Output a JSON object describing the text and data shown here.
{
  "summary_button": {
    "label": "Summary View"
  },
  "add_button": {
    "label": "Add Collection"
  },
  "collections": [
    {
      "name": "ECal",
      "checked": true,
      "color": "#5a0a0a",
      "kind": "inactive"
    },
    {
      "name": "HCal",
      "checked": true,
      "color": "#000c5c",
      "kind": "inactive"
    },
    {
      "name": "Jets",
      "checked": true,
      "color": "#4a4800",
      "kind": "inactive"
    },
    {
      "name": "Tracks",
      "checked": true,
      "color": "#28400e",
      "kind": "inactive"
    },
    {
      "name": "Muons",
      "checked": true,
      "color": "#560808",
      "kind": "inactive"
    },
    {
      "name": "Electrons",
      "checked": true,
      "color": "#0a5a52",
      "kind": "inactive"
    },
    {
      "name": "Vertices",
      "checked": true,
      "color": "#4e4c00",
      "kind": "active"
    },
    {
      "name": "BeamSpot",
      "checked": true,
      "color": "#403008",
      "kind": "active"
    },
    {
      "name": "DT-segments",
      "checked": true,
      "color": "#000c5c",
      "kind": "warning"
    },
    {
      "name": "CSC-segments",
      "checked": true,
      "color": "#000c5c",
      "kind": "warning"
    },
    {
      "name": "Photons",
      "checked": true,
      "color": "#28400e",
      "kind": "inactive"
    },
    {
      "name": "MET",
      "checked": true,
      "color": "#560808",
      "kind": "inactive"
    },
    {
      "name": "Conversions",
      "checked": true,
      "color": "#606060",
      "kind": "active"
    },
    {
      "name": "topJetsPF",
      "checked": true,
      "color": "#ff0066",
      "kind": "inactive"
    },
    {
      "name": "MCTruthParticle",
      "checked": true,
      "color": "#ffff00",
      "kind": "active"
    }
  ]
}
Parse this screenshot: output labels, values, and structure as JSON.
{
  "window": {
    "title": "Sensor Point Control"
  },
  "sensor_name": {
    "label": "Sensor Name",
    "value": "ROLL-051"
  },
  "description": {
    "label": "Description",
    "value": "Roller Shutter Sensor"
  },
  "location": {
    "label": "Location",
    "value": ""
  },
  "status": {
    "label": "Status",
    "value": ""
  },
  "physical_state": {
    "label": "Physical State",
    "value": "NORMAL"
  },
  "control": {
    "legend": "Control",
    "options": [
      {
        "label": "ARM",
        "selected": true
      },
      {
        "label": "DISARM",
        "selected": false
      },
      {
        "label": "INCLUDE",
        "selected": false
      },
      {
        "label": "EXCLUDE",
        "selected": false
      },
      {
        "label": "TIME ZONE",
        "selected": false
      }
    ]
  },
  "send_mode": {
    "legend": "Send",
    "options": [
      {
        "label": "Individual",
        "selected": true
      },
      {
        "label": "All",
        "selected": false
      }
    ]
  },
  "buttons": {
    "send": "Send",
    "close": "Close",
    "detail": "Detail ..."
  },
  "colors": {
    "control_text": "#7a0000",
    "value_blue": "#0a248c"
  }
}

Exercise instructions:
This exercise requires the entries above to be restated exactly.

Answer to this exercise:
Output a JSON object describing the text and data shown here.
{
  "summary_button": {
    "label": "Summary View"
  },
  "add_button": {
    "label": "Add Collection"
  },
  "collections": [
    {
      "name": "ECal",
      "checked": true,
      "color": "#5a0a0a",
      "kind": "inactive"
    },
    {
      "name": "HCal",
      "checked": true,
      "color": "#000c5c",
      "kind": "inactive"
    },
    {
      "name": "Jets",
      "checked": true,
      "color": "#4a4800",
      "kind": "inactive"
    },
    {
      "name": "Tracks",
      "checked": true,
      "color": "#28400e",
      "kind": "inactive"
    },
    {
      "name": "Muons",
      "checked": true,
      "color": "#560808",
      "kind": "inactive"
    },
    {
      "name": "Electrons",
      "checked": true,
      "color": "#0a5a52",
      "kind": "inactive"
    },
    {
      "name": "Vertices",
      "checked": true,
      "color": "#4e4c00",
      "kind": "active"
    },
    {
      "name": "BeamSpot",
      "checked": true,
      "color": "#403008",
      "kind": "active"
    },
    {
      "name": "DT-segments",
      "checked": true,
      "color": "#000c5c",
      "kind": "warning"
    },
    {
      "name": "CSC-segments",
      "checked": true,
      "color": "#000c5c",
      "kind": "warning"
    },
    {
      "name": "Photons",
      "checked": true,
      "color": "#28400e",
      "kind": "inactive"
    },
    {
      "name": "MET",
      "checked": true,
      "color": "#560808",
      "kind": "inactive"
    },
    {
      "name": "Conversions",
      "checked": true,
      "color": "#606060",
      "kind": "active"
    },
    {
      "name": "topJetsPF",
      "checked": true,
      "color": "#ff0066",
      "kind": "inactive"
    },
    {
      "name": "MCTruthParticle",
      "checked": true,
      "color": "#ffff00",
      "kind": "active"
    }
  ]
}
Parse this screenshot: output labels, values, and structure as JSON.
{
  "window": {
    "title": "Sensor Point Control"
  },
  "sensor_name": {
    "label": "Sensor Name",
    "value": "ROLL-051"
  },
  "description": {
    "label": "Description",
    "value": "Roller Shutter Sensor"
  },
  "location": {
    "label": "Location",
    "value": ""
  },
  "status": {
    "label": "Status",
    "value": ""
  },
  "physical_state": {
    "label": "Physical State",
    "value": "NORMAL"
  },
  "control": {
    "legend": "Control",
    "options": [
      {
        "label": "ARM",
        "selected": true
      },
      {
        "label": "DISARM",
        "selected": false
      },
      {
        "label": "INCLUDE",
        "selected": false
      },
      {
        "label": "EXCLUDE",
        "selected": false
      },
      {
        "label": "TIME ZONE",
        "selected": false
      }
    ]
  },
  "send_mode": {
    "legend": "Send",
    "options": [
      {
        "label": "Individual",
        "selected": true
      },
      {
        "label": "All",
        "selected": false
      }
    ]
  },
  "buttons": {
    "send": "Send",
    "close": "Close",
    "detail": "Detail ..."
  },
  "colors": {
    "control_text": "#7a0000",
    "value_blue": "#0a248c"
  }
}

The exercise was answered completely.